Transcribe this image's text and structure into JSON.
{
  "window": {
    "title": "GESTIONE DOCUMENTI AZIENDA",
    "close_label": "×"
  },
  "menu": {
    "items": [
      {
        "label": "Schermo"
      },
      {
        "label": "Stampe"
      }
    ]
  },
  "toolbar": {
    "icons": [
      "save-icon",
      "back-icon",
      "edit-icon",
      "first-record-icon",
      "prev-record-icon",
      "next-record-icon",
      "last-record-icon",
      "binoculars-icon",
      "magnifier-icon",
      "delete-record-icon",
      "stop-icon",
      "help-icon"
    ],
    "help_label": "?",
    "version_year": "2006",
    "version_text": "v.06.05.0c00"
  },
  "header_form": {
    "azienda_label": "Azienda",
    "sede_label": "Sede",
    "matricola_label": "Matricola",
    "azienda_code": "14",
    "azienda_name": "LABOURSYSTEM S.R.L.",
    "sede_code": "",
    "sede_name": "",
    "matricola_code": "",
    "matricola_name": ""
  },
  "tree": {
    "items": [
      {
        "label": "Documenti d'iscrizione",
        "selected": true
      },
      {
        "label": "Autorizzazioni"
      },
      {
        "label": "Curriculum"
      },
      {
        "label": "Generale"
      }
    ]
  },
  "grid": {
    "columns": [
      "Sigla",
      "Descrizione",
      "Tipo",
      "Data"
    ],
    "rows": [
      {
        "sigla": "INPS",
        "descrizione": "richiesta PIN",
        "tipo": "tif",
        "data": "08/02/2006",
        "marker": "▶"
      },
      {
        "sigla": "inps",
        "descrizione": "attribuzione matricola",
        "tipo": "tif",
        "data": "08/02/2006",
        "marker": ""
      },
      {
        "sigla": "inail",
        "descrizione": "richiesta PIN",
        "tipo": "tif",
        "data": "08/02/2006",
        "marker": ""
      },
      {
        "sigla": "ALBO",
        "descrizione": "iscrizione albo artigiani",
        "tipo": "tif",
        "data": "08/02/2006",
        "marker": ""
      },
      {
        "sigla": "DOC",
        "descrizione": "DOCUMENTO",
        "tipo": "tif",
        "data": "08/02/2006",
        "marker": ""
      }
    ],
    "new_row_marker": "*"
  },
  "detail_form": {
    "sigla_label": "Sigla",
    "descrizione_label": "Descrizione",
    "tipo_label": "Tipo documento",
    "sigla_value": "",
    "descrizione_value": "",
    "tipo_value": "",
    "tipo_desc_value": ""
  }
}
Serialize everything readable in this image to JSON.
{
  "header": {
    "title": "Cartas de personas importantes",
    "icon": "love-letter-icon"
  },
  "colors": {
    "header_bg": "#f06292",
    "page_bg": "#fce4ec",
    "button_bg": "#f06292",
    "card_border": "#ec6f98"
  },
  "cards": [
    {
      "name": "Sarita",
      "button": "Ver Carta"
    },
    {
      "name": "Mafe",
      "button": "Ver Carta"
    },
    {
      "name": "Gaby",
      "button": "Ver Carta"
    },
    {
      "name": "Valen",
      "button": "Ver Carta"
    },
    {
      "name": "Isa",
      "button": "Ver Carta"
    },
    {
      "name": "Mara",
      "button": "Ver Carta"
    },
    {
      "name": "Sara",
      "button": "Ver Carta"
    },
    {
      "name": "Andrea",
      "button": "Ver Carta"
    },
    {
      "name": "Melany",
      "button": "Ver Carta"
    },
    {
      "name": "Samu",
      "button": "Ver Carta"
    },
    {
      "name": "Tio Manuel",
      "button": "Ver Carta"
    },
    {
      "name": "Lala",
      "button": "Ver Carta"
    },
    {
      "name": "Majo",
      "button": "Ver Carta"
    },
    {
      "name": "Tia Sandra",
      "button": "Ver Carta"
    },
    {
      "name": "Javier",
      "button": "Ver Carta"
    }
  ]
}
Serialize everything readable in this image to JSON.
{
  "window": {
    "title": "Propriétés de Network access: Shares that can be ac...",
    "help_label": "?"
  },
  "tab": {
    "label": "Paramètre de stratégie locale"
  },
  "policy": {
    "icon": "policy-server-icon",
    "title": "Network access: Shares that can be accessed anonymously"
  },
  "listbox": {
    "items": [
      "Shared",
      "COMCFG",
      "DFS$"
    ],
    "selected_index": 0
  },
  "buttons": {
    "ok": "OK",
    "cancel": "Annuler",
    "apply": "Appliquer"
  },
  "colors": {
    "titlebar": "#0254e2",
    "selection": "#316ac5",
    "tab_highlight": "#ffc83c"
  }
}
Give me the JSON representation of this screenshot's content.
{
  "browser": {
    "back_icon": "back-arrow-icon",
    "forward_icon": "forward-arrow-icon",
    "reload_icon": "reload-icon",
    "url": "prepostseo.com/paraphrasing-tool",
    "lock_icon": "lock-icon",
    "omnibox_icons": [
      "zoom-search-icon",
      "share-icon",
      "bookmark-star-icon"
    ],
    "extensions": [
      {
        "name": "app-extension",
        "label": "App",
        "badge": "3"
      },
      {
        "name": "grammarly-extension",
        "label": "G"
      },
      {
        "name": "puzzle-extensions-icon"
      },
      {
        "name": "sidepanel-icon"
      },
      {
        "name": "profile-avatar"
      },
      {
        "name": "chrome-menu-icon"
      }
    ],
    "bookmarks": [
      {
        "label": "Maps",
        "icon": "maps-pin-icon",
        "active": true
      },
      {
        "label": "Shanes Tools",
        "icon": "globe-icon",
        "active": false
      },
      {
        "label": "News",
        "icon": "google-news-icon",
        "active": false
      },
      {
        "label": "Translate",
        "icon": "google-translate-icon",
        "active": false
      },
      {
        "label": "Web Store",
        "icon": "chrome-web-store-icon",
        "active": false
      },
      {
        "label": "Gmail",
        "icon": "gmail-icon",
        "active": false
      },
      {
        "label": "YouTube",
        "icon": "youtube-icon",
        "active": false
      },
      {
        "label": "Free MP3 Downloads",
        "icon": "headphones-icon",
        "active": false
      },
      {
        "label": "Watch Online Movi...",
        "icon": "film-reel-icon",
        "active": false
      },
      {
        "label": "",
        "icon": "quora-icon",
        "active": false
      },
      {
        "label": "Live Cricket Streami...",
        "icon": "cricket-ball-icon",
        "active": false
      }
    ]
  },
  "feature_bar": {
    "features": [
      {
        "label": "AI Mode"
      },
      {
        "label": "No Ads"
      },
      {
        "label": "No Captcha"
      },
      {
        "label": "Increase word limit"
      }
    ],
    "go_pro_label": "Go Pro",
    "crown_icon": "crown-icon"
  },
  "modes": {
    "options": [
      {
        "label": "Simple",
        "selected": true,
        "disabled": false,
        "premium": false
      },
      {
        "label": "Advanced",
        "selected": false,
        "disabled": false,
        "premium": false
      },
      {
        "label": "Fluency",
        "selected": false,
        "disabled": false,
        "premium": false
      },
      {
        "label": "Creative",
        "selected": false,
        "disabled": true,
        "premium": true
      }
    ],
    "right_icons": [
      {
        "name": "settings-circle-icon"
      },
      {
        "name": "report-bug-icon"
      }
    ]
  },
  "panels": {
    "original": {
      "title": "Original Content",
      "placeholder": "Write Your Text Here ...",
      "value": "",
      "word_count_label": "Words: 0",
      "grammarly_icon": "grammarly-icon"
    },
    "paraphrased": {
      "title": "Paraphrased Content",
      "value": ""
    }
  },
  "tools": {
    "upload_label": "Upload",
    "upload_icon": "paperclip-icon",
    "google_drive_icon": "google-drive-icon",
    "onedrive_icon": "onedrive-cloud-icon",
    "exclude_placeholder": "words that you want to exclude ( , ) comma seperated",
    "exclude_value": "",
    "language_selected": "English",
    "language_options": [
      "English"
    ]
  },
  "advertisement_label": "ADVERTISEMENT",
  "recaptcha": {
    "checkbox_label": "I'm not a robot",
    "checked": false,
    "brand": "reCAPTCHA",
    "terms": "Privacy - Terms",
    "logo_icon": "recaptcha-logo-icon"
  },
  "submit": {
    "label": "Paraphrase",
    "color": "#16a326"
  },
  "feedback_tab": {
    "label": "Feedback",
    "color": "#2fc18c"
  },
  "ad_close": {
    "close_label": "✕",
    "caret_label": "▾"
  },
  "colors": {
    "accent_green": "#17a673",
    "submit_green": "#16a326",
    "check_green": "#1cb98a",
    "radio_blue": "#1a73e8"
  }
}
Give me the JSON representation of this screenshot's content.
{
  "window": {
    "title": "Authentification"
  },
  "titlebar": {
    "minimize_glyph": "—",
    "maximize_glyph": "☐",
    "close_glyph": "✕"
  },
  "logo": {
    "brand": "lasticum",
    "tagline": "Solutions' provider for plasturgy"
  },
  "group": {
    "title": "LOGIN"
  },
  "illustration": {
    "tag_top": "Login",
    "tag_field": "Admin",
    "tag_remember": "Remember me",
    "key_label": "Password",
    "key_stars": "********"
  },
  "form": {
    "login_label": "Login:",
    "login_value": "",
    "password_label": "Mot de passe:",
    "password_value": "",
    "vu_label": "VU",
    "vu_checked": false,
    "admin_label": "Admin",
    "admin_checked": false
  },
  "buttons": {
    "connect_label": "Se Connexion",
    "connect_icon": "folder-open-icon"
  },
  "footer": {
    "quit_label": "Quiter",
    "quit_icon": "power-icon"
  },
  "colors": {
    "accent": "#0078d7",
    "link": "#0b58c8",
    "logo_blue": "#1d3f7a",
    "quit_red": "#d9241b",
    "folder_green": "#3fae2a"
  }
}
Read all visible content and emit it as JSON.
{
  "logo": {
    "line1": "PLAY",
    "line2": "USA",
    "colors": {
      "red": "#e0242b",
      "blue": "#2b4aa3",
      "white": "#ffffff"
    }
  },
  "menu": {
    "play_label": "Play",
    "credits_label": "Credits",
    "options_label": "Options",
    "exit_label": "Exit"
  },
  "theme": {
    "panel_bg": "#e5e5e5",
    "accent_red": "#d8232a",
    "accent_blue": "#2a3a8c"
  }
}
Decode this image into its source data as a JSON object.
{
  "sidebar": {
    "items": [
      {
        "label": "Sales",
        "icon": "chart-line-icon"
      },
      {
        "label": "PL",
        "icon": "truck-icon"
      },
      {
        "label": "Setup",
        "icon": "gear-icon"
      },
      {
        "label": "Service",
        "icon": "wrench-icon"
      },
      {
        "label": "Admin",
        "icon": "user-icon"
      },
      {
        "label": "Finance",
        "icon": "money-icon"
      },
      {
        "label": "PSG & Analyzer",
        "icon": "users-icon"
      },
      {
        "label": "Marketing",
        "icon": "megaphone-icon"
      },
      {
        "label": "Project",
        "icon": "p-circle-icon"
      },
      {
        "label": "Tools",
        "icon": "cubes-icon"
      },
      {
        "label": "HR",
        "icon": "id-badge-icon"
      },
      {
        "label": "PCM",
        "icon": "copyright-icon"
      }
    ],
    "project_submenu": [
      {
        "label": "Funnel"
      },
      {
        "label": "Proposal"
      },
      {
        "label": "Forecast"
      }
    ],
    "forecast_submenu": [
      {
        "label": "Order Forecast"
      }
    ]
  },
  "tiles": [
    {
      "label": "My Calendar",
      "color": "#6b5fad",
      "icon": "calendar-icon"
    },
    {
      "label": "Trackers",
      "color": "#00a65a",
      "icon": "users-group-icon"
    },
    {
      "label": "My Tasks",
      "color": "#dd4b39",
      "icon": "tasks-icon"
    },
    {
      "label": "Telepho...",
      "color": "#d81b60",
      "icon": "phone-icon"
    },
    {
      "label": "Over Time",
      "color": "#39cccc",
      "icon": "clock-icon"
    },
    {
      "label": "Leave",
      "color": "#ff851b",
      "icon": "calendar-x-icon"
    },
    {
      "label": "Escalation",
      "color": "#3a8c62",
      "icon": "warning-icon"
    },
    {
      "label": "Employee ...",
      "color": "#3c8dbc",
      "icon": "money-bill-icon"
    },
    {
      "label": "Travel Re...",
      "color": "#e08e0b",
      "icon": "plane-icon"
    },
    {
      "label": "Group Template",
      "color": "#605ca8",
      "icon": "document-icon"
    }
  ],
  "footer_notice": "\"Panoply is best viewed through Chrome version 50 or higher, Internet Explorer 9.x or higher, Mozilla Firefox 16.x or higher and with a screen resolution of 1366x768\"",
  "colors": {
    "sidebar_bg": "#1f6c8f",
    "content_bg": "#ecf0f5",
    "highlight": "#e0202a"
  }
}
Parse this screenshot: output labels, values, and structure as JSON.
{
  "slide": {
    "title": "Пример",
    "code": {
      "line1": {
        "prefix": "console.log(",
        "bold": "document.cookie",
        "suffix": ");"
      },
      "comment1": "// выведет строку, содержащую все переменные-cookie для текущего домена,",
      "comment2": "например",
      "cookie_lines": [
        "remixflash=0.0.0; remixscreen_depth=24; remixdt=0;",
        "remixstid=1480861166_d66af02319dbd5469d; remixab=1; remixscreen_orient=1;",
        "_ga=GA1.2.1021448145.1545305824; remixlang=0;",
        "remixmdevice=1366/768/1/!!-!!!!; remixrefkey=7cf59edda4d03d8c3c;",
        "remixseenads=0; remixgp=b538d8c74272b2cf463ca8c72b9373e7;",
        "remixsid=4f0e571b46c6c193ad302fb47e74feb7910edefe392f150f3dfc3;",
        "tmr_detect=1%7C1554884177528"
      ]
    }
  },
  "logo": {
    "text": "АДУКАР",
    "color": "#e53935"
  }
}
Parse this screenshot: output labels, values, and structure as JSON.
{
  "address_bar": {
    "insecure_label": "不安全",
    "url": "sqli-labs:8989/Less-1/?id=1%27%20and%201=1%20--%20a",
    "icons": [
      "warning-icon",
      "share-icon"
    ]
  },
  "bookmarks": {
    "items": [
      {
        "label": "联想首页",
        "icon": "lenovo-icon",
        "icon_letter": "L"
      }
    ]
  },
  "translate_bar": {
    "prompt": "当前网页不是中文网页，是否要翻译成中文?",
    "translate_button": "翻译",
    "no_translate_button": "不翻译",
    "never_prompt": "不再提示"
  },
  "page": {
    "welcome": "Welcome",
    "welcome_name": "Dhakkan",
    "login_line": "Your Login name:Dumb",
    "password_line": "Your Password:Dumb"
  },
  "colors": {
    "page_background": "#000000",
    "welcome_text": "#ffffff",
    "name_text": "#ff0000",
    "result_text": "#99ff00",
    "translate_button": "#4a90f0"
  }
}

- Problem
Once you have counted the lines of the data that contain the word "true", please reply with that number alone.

- Answer for the task
5